* **What this task involves**
Word for word, reproduce the listing that follows, excluding any pictures it contains.

* **Records to process**
***
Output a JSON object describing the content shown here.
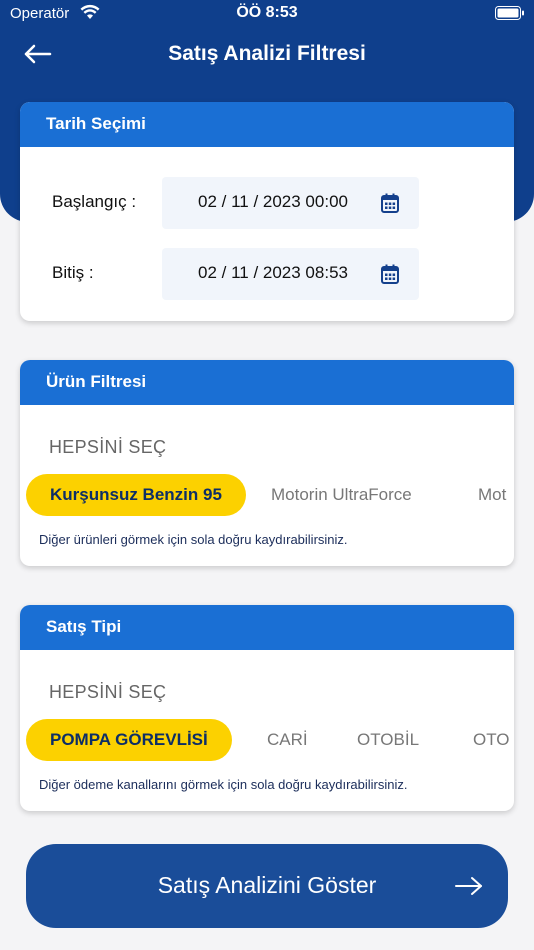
{
  "status_bar": {
    "carrier": "Operatör",
    "time": "ÖÖ 8:53",
    "icons": [
      "wifi-icon",
      "battery-icon"
    ]
  },
  "nav": {
    "title": "Satış Analizi Filtresi",
    "back_icon": "arrow-left-icon"
  },
  "colors": {
    "header_bg": "#0f3f8c",
    "card_header": "#1a6fd4",
    "chip_active": "#fcd100",
    "button_bg": "#1a4d99"
  },
  "date_section": {
    "title": "Tarih Seçimi",
    "start": {
      "label": "Başlangıç :",
      "value": "02 / 11 / 2023 00:00"
    },
    "end": {
      "label": "Bitiş :",
      "value": "02 / 11 / 2023 08:53"
    },
    "icon": "calendar-icon"
  },
  "product_section": {
    "title": "Ürün Filtresi",
    "select_all": "HEPSİNİ SEÇ",
    "chips": [
      {
        "label": "Kurşunsuz Benzin 95",
        "active": true
      },
      {
        "label": "Motorin UltraForce",
        "active": false
      },
      {
        "label": "Mot",
        "active": false
      }
    ],
    "hint": "Diğer ürünleri görmek için sola doğru kaydırabilirsiniz."
  },
  "sales_section": {
    "title": "Satış Tipi",
    "select_all": "HEPSİNİ SEÇ",
    "chips": [
      {
        "label": "POMPA GÖREVLİSİ",
        "active": true
      },
      {
        "label": "CARİ",
        "active": false
      },
      {
        "label": "OTOBİL",
        "active": false
      },
      {
        "label": "OTO",
        "active": false
      }
    ],
    "hint": "Diğer ödeme kanallarını görmek için sola doğru kaydırabilirsiniz."
  },
  "submit": {
    "label": "Satış Analizini Göster",
    "icon": "arrow-right-icon"
  }
}
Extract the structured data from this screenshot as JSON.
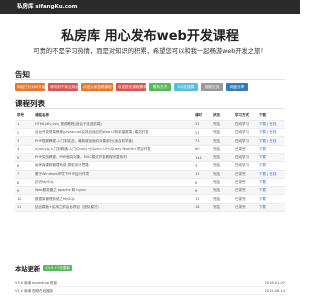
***
* **Written answer**
Output a JSON object describing the content shown here.
{
  "status_bar": {
    "carrier": "Operatör",
    "time": "ÖÖ 8:53",
    "icons": [
      "wifi-icon",
      "battery-icon"
    ]
  },
  "nav": {
    "title": "Satış Analizi Filtresi",
    "back_icon": "arrow-left-icon"
  },
  "colors": {
    "header_bg": "#0f3f8c",
    "card_header": "#1a6fd4",
    "chip_active": "#fcd100",
    "button_bg": "#1a4d99"
  },
  "date_section": {
    "title": "Tarih Seçimi",
    "start": {
      "label": "Başlangıç :",
      "value": "02 / 11 / 2023 00:00"
    },
    "end": {
      "label": "Bitiş :",
      "value": "02 / 11 / 2023 08:53"
    },
    "icon": "calendar-icon"
  },
  "product_section": {
    "title": "Ürün Filtresi",
    "select_all": "HEPSİNİ SEÇ",
    "chips": [
      {
        "label": "Kurşunsuz Benzin 95",
        "active": true
      },
      {
        "label": "Motorin UltraForce",
        "active": false
      },
      {
        "label": "Mot",
        "active": false
      }
    ],
    "hint": "Diğer ürünleri görmek için sola doğru kaydırabilirsiniz."
  },
  "sales_section": {
    "title": "Satış Tipi",
    "select_all": "HEPSİNİ SEÇ",
    "chips": [
      {
        "label": "POMPA GÖREVLİSİ",
        "active": true
      },
      {
        "label": "CARİ",
        "active": false
      },
      {
        "label": "OTOBİL",
        "active": false
      },
      {
        "label": "OTO",
        "active": false
      }
    ],
    "hint": "Diğer ödeme kanallarını görmek için sola doğru kaydırabilirsiniz."
  },
  "submit": {
    "label": "Satış Analizini Göster",
    "icon": "arrow-right-icon"
  }
}
Extract the structured data from this screenshot as JSON.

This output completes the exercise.